Task goal
Return every line below in which "Crop" appears.

Record set
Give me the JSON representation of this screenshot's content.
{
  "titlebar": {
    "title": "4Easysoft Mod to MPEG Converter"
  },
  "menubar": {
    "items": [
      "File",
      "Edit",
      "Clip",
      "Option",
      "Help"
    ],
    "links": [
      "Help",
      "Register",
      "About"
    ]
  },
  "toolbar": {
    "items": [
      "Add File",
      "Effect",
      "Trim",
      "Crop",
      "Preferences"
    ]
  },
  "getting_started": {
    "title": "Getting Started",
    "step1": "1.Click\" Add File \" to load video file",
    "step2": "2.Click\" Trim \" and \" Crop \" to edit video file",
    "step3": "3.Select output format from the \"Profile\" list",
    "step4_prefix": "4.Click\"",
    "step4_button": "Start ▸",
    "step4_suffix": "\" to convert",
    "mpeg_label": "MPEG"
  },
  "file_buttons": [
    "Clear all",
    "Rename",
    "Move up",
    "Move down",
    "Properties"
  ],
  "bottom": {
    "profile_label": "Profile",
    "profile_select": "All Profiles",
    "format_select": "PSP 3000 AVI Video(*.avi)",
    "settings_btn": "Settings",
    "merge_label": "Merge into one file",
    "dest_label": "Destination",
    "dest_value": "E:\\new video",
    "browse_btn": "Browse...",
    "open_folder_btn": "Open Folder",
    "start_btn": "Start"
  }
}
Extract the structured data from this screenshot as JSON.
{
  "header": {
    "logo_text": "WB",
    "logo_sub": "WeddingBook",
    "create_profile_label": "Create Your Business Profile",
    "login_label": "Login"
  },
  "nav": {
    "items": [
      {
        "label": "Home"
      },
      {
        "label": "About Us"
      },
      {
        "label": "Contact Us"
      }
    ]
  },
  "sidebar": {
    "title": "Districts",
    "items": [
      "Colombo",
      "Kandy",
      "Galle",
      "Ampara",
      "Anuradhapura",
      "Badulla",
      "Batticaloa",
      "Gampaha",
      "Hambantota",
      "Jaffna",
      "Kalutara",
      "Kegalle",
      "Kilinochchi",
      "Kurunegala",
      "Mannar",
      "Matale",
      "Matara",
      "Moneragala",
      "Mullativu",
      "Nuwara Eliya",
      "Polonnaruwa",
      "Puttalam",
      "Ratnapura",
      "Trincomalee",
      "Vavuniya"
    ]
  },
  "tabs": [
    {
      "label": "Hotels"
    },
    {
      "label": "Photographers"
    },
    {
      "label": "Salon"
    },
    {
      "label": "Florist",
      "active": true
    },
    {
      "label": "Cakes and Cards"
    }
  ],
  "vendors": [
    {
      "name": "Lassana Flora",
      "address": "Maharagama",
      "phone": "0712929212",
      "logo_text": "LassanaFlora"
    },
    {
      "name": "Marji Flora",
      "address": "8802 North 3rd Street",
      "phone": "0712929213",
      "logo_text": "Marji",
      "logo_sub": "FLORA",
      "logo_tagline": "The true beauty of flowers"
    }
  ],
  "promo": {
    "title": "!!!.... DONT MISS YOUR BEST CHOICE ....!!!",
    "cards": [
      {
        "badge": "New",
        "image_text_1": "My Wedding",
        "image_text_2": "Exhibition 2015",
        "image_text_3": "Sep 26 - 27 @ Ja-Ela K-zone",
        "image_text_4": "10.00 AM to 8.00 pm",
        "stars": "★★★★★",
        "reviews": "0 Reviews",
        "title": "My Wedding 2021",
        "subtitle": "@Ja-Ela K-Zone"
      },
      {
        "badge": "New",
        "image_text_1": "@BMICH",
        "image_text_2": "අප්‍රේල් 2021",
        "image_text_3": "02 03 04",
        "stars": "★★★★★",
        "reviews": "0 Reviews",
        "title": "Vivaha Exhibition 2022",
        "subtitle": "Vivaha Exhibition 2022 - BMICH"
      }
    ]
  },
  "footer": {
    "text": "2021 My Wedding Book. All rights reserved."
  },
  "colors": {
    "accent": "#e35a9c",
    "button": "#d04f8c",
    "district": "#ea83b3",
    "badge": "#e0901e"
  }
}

Answer
      "Crop",
    "step2": "2.Click\" Trim \" and \" Crop \" to edit video file",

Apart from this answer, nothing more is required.